**The problem**
In your reply, write out the records exactly, each line intact.

+-------+

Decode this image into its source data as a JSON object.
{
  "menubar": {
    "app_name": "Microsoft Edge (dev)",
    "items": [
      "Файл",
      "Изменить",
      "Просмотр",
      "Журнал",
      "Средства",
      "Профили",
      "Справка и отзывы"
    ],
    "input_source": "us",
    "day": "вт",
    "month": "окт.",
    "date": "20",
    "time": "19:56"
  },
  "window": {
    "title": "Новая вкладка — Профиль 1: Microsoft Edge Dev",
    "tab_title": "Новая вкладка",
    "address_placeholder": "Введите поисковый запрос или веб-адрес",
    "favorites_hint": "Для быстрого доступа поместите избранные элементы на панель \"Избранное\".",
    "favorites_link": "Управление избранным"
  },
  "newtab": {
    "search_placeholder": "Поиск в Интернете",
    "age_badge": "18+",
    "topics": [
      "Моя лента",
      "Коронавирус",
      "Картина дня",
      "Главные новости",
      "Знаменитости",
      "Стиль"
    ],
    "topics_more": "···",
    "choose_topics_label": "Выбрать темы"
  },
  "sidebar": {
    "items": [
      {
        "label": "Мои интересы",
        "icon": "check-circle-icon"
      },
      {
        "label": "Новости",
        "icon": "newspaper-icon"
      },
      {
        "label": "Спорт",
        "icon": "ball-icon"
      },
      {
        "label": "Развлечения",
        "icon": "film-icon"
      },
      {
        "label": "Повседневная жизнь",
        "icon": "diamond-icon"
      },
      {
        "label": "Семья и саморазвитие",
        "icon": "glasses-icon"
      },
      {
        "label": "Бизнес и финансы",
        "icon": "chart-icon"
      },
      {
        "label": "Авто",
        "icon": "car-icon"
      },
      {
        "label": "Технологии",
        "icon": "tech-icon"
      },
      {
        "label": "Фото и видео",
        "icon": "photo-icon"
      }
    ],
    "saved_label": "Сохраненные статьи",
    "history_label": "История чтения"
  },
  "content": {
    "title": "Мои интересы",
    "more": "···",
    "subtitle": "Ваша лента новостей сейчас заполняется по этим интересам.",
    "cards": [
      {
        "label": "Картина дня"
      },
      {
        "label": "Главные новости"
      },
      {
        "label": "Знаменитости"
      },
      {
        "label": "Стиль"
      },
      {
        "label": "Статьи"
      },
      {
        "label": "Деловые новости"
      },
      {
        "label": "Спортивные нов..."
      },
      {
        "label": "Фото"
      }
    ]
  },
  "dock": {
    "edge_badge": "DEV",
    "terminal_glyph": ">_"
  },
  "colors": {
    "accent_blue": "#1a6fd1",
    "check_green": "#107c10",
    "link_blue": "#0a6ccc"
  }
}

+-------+

**Task result**
Decode this image into its source data as a JSON object.
{
  "menubar": {
    "app_name": "Microsoft Edge (dev)",
    "items": [
      "Файл",
      "Изменить",
      "Просмотр",
      "Журнал",
      "Средства",
      "Профили",
      "Справка и отзывы"
    ],
    "input_source": "us",
    "day": "вт",
    "month": "окт.",
    "date": "20",
    "time": "19:56"
  },
  "window": {
    "title": "Новая вкладка — Профиль 1: Microsoft Edge Dev",
    "tab_title": "Новая вкладка",
    "address_placeholder": "Введите поисковый запрос или веб-адрес",
    "favorites_hint": "Для быстрого доступа поместите избранные элементы на панель \"Избранное\".",
    "favorites_link": "Управление избранным"
  },
  "newtab": {
    "search_placeholder": "Поиск в Интернете",
    "age_badge": "18+",
    "topics": [
      "Моя лента",
      "Коронавирус",
      "Картина дня",
      "Главные новости",
      "Знаменитости",
      "Стиль"
    ],
    "topics_more": "···",
    "choose_topics_label": "Выбрать темы"
  },
  "sidebar": {
    "items": [
      {
        "label": "Мои интересы",
        "icon": "check-circle-icon"
      },
      {
        "label": "Новости",
        "icon": "newspaper-icon"
      },
      {
        "label": "Спорт",
        "icon": "ball-icon"
      },
      {
        "label": "Развлечения",
        "icon": "film-icon"
      },
      {
        "label": "Повседневная жизнь",
        "icon": "diamond-icon"
      },
      {
        "label": "Семья и саморазвитие",
        "icon": "glasses-icon"
      },
      {
        "label": "Бизнес и финансы",
        "icon": "chart-icon"
      },
      {
        "label": "Авто",
        "icon": "car-icon"
      },
      {
        "label": "Технологии",
        "icon": "tech-icon"
      },
      {
        "label": "Фото и видео",
        "icon": "photo-icon"
      }
    ],
    "saved_label": "Сохраненные статьи",
    "history_label": "История чтения"
  },
  "content": {
    "title": "Мои интересы",
    "more": "···",
    "subtitle": "Ваша лента новостей сейчас заполняется по этим интересам.",
    "cards": [
      {
        "label": "Картина дня"
      },
      {
        "label": "Главные новости"
      },
      {
        "label": "Знаменитости"
      },
      {
        "label": "Стиль"
      },
      {
        "label": "Статьи"
      },
      {
        "label": "Деловые новости"
      },
      {
        "label": "Спортивные нов..."
      },
      {
        "label": "Фото"
      }
    ]
  },
  "dock": {
    "edge_badge": "DEV",
    "terminal_glyph": ">_"
  },
  "colors": {
    "accent_blue": "#1a6fd1",
    "check_green": "#107c10",
    "link_blue": "#0a6ccc"
  }
}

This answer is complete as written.